    “And because of Title IX (I learned), I could. I could sign up for the local club sports league for middle schoolers and join and, because there wasn’t a female-specific league, I could play alongside the boys. They had to let me.”

    As far as I can tell, they didn’t have to let you. That means Title IX had nothing whatever to do with your joining the team. I’m glad you had the chance to play, but it seems it wasn’t the force of the law that got you there. Even if your local club was federally funded, programs can separate girls from boys in contact sports. Not having a team for girls doesn’t compel a program to mix boy’s teams.

    • Hanna Brooks Olsen

      Actually, it does. The club did receive some funding from the school district, and because there was no girl’s team, nor were there enough players to start a girl’s team, they did have to let me, because to bar me would have been discriminatory. We had a very lengthy discussion about it with the league beforehand, where Title IX was cited multiple times. Had there been any kind of push-back, or attempt to not allow me to play, that piece of language is what would have backed it up.

      But I appreciate your attempt to entirely invalidate my story.

    • Lastango

      I think you are misinterpreting Title IX. The legislation applies to overall programs, not individual sports if these are contact. For example, take a university football team. The law doesn’t compel the school to gender-integrate the team simply because there is no football team for women. In your case, the school district didn’t have to let you play on the football team specifically. The funding link integrates the club into the district.

      Suppose for instance that the local school district received federal funding and provided athletic opportunities in proportion to the number of boys and girls. Say that 53% of the students were girls, and they occupy about 53% of the spots on teams. A girl comes forward and wants to play on the football team, and only that team. There is no Title IX leverage here. They might let her play (and I hope they do), but Title IX is not decisive. Now, suppose that the proportions are not in balance. The girls occupy only 40% of the spots on the sports teams even though they are 53% of the students. A girl wants to play football. If the district says no, the district is protected by the contact-sports exclusion written into Title IX legislation. This girl could choose to bring a class-action suit to ensure the district raises sports participation by girls to 53% across all sports, but she still won’t be playing football even if the suit is successful. She can’t sue to integrate the football team, or create a football team for girls.
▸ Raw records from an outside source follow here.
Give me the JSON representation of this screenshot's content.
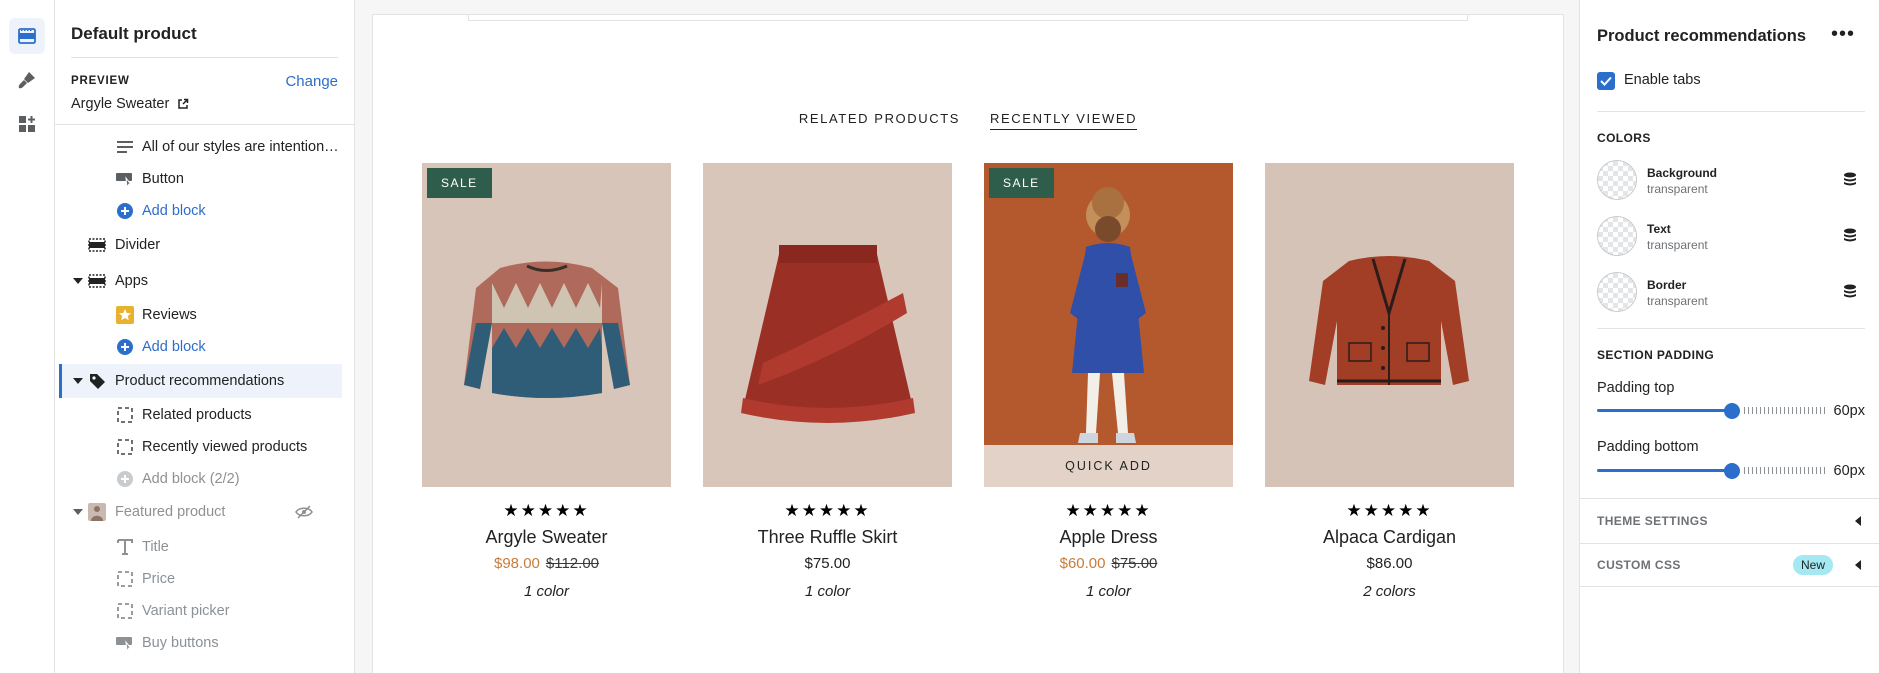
{
  "sidebar": {
    "title": "Default product",
    "preview_label": "PREVIEW",
    "change_label": "Change",
    "preview_value": "Argyle Sweater",
    "tree": [
      {
        "label": "All of our styles are intention…",
        "icon": "text-lines-icon"
      },
      {
        "label": "Button",
        "icon": "button-icon"
      },
      {
        "label": "Add block",
        "icon": "plus-circle-icon"
      },
      {
        "label": "Divider",
        "icon": "section-icon"
      },
      {
        "label": "Apps",
        "icon": "section-icon"
      },
      {
        "label": "Reviews",
        "icon": "star-app-icon"
      },
      {
        "label": "Add block",
        "icon": "plus-circle-icon"
      },
      {
        "label": "Product recommendations",
        "icon": "tag-icon"
      },
      {
        "label": "Related products",
        "icon": "dashed-square-icon"
      },
      {
        "label": "Recently viewed products",
        "icon": "dashed-square-icon"
      },
      {
        "label": "Add block (2/2)",
        "icon": "plus-circle-icon"
      },
      {
        "label": "Featured product",
        "icon": "avatar-icon"
      },
      {
        "label": "Title",
        "icon": "title-icon"
      },
      {
        "label": "Price",
        "icon": "dashed-square-icon"
      },
      {
        "label": "Variant picker",
        "icon": "dashed-square-icon"
      },
      {
        "label": "Buy buttons",
        "icon": "button-icon"
      }
    ]
  },
  "preview": {
    "tabs": [
      {
        "label": "RELATED PRODUCTS",
        "active": false
      },
      {
        "label": "RECENTLY VIEWED",
        "active": true
      }
    ],
    "sale_badge": "SALE",
    "quick_add": "QUICK ADD",
    "stars": "★★★★★",
    "products": [
      {
        "name": "Argyle Sweater",
        "price": "$98.00",
        "compare_price": "$112.00",
        "colors": "1 color",
        "on_sale": true,
        "bg": "#d8c5b9"
      },
      {
        "name": "Three Ruffle Skirt",
        "price": "$75.00",
        "compare_price": "",
        "colors": "1 color",
        "on_sale": false,
        "bg": "#d8c6bb"
      },
      {
        "name": "Apple Dress",
        "price": "$60.00",
        "compare_price": "$75.00",
        "colors": "1 color",
        "on_sale": true,
        "bg": "#b4592e"
      },
      {
        "name": "Alpaca Cardigan",
        "price": "$86.00",
        "compare_price": "",
        "colors": "2 colors",
        "on_sale": false,
        "bg": "#d6c3b8"
      }
    ]
  },
  "settings": {
    "title": "Product recommendations",
    "enable_tabs_label": "Enable tabs",
    "enable_tabs_checked": true,
    "colors_heading": "COLORS",
    "colors": [
      {
        "name": "Background",
        "value": "transparent"
      },
      {
        "name": "Text",
        "value": "transparent"
      },
      {
        "name": "Border",
        "value": "transparent"
      }
    ],
    "padding_heading": "SECTION PADDING",
    "padding_top": {
      "label": "Padding top",
      "value": "60px",
      "fraction": 0.6
    },
    "padding_bottom": {
      "label": "Padding bottom",
      "value": "60px",
      "fraction": 0.6
    },
    "theme_settings": "THEME SETTINGS",
    "custom_css": "CUSTOM CSS",
    "new_badge": "New"
  },
  "colors": {
    "accent": "#2c6ecb",
    "sale_badge": "#2f5d4c",
    "sale_price": "#c87c39"
  }
}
  • For Title IX

    You’re right, there are caveats to Title IX that involve contact sports, but your comment that “Title IX had nothing whatever to do with your joining the team” is straight up ignorant.

    Without Title IX, she probably never would have thought she could ask to be on the team, and without Title IX, the coaches and officials involved in the decision-making process likely wouldn’t have been concerned with giving her the opportunity (whether they were legally required to, or not).

    And more importantly, what’s the point of your comments? It seems like you just want to get off on proving that you know more than other people—congratulations! You’re able to copy and paste facts from other websites! Now pat yourself on the back and shut up, because it doesn’t seem like you have any other point to make.